Trees for Birds
If you love birds, and you plant trees or shrubs this spring, please choose native plants.
Songbird nestlings grow fat and healthy on caterpillars, the larvae of moths and butterflies. If you care about birds, this is worth knowing. By planting trees with leaves that caterpillars like to eat, your yard can become an avian buffet.
This means planting native trees. Entomology professor Douglas Tallamy, in his acclaimed book Bringing Nature Home, revealed the stunning differences in caterpillar production between native trees and European or Asian imports.
One jaw-dropping comparison is between Asian gingko and native oak. Three species of caterpillars in North America have been found feeding on gingko, while over 500 have been found on oak.
Anecdotally I’ve seen this contrast in my own yard. I once had a large Norway maple. Its foliage remained largely untouched through the growing season. Most caterpillars and other insects obviously couldn’t eat the leaves. My Norway maple was about as bug-friendly as a plastic house plant.
Even more immune to insect attack, and consequently even further removed from any meaningful ecological connections, were two magnolia trees. Their foliage was perfectly pristine – always.
The leaves on my native red oak, white birch and white elm by contrast were blemished and perforated by insects. This, understand, is not a sign of impending doom for a tree, but testimony that the tree is contributing to ecological health.
In the April 2017 issue of BirdWatching magazine, Marina Ritchie compared native trees to “overflowing, self-replenishing bird feeders” and non-native trees to empty feeders “with no refills in sight.”
So if you love birds, and you plant a tree this spring, please choose a self-replenishing bird feeder. Let’s help fill the larders of our precious songbirds.
Superb trees for caterpillars include oaks, black cherry, native willows, birch and poplar. See www.bringingnaturehome.net/what-to-plant.html for a complete list. And head over to the Not So Hollow Farm Native Plant Showcase, to find out more about native plants in the hills.
ButterfliesJul 8, 2015 | | Notes from the Wild
Butterflies are some of the most beautiful and interesting creatures on earth and can be easily attracted to your garden.
Cecropia Moths Stir Like Phantoms in the TwilightJun 5, 2010 | | Notes from the Wild
Cecropia moths: Strange and wonderful phantoms of the twilight world.
Luna MothsJun 8, 2011 | | Notes from the Wild
If you have seen a luna moth recently in Headwaters please let us know.
Polyphemus MothsJun 24, 2012 | | Notes from the Wild
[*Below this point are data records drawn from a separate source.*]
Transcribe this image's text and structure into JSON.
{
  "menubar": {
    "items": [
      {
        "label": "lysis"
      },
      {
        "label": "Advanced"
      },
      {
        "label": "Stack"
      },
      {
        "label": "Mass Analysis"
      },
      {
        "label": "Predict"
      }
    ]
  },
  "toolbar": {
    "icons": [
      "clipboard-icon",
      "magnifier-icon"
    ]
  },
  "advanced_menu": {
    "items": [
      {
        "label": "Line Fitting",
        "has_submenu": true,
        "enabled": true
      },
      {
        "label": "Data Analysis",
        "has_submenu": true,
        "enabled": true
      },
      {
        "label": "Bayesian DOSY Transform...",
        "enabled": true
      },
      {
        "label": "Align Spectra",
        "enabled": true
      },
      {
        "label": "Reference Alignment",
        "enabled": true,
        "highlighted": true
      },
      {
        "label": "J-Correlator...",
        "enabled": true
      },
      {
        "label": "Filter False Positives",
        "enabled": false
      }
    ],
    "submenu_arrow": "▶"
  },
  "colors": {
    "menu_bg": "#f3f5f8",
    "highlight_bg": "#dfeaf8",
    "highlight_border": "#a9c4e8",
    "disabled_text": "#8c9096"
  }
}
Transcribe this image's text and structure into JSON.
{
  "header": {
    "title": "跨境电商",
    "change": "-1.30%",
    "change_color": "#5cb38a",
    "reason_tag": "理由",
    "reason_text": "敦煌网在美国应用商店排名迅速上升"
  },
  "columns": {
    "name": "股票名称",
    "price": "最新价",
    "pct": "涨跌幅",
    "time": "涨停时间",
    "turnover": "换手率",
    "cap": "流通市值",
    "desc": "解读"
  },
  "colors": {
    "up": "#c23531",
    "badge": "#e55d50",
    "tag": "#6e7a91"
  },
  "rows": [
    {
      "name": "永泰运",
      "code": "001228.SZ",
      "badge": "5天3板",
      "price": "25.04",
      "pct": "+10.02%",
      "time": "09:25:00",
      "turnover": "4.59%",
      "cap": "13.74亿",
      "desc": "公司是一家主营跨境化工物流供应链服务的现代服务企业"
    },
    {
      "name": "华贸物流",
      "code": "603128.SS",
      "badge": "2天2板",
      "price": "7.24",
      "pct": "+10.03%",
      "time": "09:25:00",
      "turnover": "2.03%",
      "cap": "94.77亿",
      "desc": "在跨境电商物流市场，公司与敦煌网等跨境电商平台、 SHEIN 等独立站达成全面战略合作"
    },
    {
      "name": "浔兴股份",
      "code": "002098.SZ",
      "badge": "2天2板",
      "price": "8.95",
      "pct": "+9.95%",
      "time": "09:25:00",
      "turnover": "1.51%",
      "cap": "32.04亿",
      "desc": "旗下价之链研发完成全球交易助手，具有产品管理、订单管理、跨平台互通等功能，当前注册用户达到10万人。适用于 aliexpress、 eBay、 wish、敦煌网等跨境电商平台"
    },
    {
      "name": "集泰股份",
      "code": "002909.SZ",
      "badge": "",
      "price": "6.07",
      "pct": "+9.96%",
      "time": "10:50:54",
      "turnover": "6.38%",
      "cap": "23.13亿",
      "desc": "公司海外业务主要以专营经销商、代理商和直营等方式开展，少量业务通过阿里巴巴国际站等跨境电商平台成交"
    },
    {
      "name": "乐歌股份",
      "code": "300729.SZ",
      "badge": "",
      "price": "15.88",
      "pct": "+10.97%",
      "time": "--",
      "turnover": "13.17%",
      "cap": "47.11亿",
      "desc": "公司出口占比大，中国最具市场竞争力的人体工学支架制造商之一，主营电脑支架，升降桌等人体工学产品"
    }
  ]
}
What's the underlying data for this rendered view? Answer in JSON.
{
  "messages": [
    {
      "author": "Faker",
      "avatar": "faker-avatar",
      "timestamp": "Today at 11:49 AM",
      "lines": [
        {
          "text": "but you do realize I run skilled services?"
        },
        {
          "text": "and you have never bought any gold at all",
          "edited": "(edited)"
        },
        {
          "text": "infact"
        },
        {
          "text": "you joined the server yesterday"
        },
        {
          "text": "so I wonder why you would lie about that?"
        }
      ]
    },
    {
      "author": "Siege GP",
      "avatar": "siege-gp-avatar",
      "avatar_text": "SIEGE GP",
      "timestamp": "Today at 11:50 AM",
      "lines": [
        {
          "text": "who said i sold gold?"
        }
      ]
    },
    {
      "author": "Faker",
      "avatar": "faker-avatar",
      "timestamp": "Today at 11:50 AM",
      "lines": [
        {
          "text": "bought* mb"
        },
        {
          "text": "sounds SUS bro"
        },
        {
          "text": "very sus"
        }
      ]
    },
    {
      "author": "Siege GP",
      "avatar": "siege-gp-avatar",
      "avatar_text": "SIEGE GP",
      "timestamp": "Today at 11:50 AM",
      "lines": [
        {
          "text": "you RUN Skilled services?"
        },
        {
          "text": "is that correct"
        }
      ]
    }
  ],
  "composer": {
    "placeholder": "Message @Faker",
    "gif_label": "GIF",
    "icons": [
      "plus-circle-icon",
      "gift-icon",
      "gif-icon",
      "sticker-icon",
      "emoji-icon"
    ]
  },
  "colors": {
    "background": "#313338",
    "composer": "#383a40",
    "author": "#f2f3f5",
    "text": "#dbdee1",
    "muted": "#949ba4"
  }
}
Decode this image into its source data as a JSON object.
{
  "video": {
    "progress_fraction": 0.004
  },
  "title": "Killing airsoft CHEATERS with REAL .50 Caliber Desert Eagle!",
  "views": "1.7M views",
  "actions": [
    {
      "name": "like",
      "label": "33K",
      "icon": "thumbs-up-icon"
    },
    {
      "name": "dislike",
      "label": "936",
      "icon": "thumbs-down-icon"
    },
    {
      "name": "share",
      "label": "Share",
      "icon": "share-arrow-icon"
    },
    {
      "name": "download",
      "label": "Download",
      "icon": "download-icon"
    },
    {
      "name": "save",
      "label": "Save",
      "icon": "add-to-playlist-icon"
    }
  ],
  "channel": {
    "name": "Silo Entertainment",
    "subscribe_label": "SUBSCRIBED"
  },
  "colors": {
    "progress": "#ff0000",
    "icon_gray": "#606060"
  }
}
Moth communication hints at the wealth of cryptic messaging all around us.
Good to hear from you Murray. It’s been awhile.
Thanks for this feedback. To be honest, I wondered as well, in the early days of writing for In The Hills, if I’d run out of topics. But I’ve found the natural world a source of endless inspiration and hope the well won’t run dry for a while yet.
I was fortunate to have the opportunity to share my love of nature with the students at Sir John A. Macdonald in Brampton. It was a saving grace some days as well – even a challenging kid couldn’t resist a smile with a butterfly perched on his nose!
I salute you too Murray for the unconventional way you taught your grade seven history classes. You brought history alive for those students with role playing and mock battles, including one time, I remember, that may have included a misadventure with some gunpowder!
All the best,
Don Scallen on Apr 12, 2017 at 10:04 pm |
Thank you so much for your continuing articles on our local and natural surroundings. I remember wondering so many years ago, after you had covered mammals, birds and fish what could possibly be left. You continue to show your readers that there are no limits to what we can learn about the bounty in our own hills.
I read about vernal pools while waiting for a doctor’s appointment recently, and looked around the waiting room wishing that I could announce proudly to those present that I had worked with Don Scallen. A different audience, sure, but still teaching science.
Murray Elliot on Apr 12, 2017 at 9:50 am |